The Book of Everything is a sweet and thoughtfully devised play that shows post-war Amsterdam through the eyes of an overly imaginative nine-year-old. With a cast of just twelve and a set seemingly made of cardboard boxes, young Thomas’ world is immersive as soon as you step into the theatre. Erin Nicholson was endearing in the lead role and did an impressive job conveying the naivety, bravery and sincerity of a child. However it was Owen Lane as Jesus who really stood out, from his kindly and amusing back and forth with Nicholson to his ironic asides, as well as his well-utilised skill on the guitar. Lane’s presence on stage was as comforting to audiences as it was to Thomas, and his effortlessness anchored the play in its most fraught moments.

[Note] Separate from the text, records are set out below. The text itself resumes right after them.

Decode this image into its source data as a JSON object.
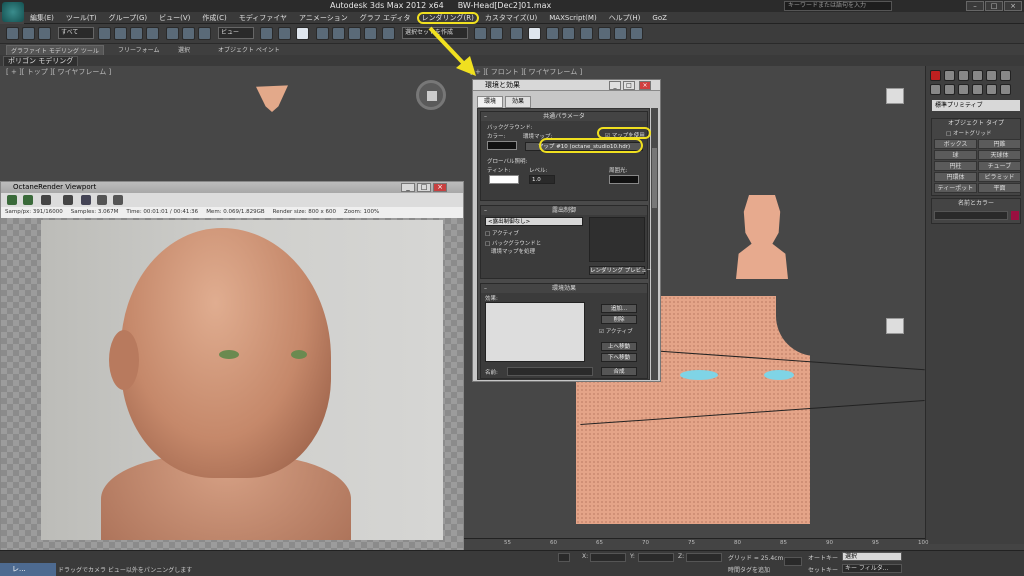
{
  "window": {
    "app_title": "Autodesk 3ds Max  2012 x64",
    "file_title": "BW-Head[Dec2]01.max",
    "search_placeholder": "キーワードまたは語句を入力"
  },
  "menu": [
    "編集(E)",
    "ツール(T)",
    "グループ(G)",
    "ビュー(V)",
    "作成(C)",
    "モディファイヤ",
    "アニメーション",
    "グラフ エディタ",
    "レンダリング(R)",
    "カスタマイズ(U)",
    "MAXScript(M)",
    "ヘルプ(H)",
    "GoZ"
  ],
  "toolbar": {
    "selection_filter": "すべて",
    "ref_coord": "ビュー",
    "named_sel": "選択セットを作成"
  },
  "ribbon_tabs": [
    "グラファイト モデリング ツール",
    "フリーフォーム",
    "選択",
    "オブジェクト ペイント"
  ],
  "ribbon_active": "ポリゴン モデリング",
  "viewports": {
    "top_label": "[ + ][ トップ ][ ワイヤフレーム ]",
    "front_label": "[ + ][ フロント ][ ワイヤフレーム ]"
  },
  "octane": {
    "title": "OctaneRender Viewport",
    "stats": [
      "Samp/px: 391/16000",
      "Samples: 3.067M",
      "Time: 00:01:01 / 00:41:36",
      "Mem: 0.069/1.829GB",
      "Render size: 800 x 600",
      "Zoom: 100%"
    ]
  },
  "env_dialog": {
    "title": "環境と効果",
    "tabs": [
      "環境",
      "効果"
    ],
    "common_params": "共通パラメータ",
    "background": "バックグラウンド:",
    "color": "カラー:",
    "env_map": "環境マップ:",
    "use_map": "マップを使用",
    "map_name": "マップ #10 (octane_studio10.hdr)",
    "global_lighting": "グローバル照明:",
    "tint": "ティント:",
    "level": "レベル:",
    "level_value": "1.0",
    "ambient": "周囲光:",
    "exposure_control": "露出制御",
    "exposure_none": "<露出制御なし>",
    "active": "アクティブ",
    "process_bg1": "バックグラウンドと",
    "process_bg2": "環境マップを処理",
    "render_preview": "レンダリング プレビュー",
    "atmosphere": "環境効果",
    "effects": "効果:",
    "add": "追加...",
    "delete": "削除",
    "active2": "アクティブ",
    "move_up": "上へ移動",
    "move_down": "下へ移動",
    "name": "名前:",
    "merge": "合成"
  },
  "cmd_panel": {
    "dropdown": "標準プリミティブ",
    "object_type": "オブジェクト タイプ",
    "autogrid": "オートグリッド",
    "buttons": [
      "ボックス",
      "円錐",
      "球",
      "天球体",
      "円柱",
      "チューブ",
      "円環体",
      "ピラミッド",
      "ティーポット",
      "平面"
    ],
    "name_color": "名前とカラー"
  },
  "ruler": [
    "55",
    "60",
    "65",
    "70",
    "75",
    "80",
    "85",
    "90",
    "95",
    "100"
  ],
  "status": {
    "x_label": "X:",
    "y_label": "Y:",
    "z_label": "Z:",
    "grid": "グリッド = 25.4cm",
    "auto_key": "オートキー",
    "set_key": "セットキー",
    "selection": "選択",
    "key_filter": "キー フィルタ...",
    "add_time_tag": "時間タグを追加",
    "prompt": "ドラッグでカメラ ビュー以外をパンニングします",
    "task": "レ..."
  },
  "colors": {
    "highlight": "#f0e020",
    "skin": "#e4a488",
    "eye": "#7fd4e6"
  }
}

The supporting cast were also largely impressive, from Alice Marks’ wonderfully bold Aunty Pie to Hamish Plaggemars’ all-in portrayal of the eccentric Mrs. Van Amersfoort and Hannah Palfreyman’s sophisticated depiction of Margot’s transition from obstinate teen to protector of her family. Unfortunately, Lachie Ince in the key role of Thomas’ father lacked both power and depth. His attacks on Thomas’ mother (Elise Shaw), despite their importance to the action of the play, fell short of any real impact and overall it was a struggle to believe that anyone could see him as a threat.

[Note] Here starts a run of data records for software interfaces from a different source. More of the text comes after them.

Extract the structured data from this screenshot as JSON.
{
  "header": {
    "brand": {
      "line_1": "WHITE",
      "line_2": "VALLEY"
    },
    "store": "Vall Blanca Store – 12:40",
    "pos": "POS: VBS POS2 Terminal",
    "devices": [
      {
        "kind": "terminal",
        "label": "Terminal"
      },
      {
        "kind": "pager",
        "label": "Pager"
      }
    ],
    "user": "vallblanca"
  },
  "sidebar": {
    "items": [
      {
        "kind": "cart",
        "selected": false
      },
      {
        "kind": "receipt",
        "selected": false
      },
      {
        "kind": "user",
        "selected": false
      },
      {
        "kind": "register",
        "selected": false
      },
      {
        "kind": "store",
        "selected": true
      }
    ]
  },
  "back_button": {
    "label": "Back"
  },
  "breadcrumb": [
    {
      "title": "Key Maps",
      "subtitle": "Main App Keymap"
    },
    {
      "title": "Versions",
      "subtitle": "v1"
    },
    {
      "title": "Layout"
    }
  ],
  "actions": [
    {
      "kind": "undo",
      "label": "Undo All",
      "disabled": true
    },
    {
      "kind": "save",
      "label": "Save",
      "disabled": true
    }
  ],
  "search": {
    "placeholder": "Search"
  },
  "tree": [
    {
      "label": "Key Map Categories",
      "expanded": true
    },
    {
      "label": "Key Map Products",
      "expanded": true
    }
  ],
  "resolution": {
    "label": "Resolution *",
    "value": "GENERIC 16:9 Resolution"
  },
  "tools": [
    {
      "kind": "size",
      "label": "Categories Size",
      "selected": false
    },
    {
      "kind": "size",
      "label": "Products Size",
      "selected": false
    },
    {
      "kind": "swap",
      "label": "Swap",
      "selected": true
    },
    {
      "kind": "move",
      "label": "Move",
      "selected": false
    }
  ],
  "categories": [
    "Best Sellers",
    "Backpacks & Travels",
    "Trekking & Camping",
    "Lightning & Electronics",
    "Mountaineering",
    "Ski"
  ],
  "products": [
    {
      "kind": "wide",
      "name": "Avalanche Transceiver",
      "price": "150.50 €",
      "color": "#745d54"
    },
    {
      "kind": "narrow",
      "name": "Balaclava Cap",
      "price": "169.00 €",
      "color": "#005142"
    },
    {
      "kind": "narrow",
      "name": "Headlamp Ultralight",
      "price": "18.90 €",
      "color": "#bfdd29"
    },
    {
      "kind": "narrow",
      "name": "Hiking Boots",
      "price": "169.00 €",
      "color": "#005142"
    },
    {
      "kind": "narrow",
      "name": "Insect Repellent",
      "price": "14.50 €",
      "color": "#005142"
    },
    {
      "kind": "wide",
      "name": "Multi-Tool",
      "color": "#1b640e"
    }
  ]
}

The staging was original, with the four ensemble cast members forming as much a part of the set as the cardboard boxes that created the structures. The versatility and constant rearrangement of the set aided the pleasingly haphazard look of the stage, which was marred only by the sloppily handled fabric and clumsily painted canal homes. While the constant rearrangements made changes in setting clear to audiences, most scenes lacked a distinct or compelling atmosphere, unless saved by the cast’s guitar playing. This live music was not only impressive but added extra depth to the construction of Thomas’ world and drew audiences back in just as they were in danger of drifting. Having the cast on stage for the entirety of the show was an effective reminder of the community that shaped Thomas’ world, but the characters’ miming in the dark wings became distracting in moments of low intensity. The pacing was steady overall, but would have been aided by an interval to create some of the sorely missing variation.
Director Oscar Shaw and his creative team have done a compelling job in exploring the themes of war, family, religion and community that drive this play, and it’s a production that endears itself to audiences from the start. While there were a few opening night stumbles, once the cast gains some momentum the rest of the season is sure to be smoother. This is overall an impressive and enjoyable production that is only held back by some clumsy set choices and plodding pacing.
The Book of Everything is playing in the Guild Theatre, Union House, the University of Melbourne from May 13-16. Check out the Facebook event here.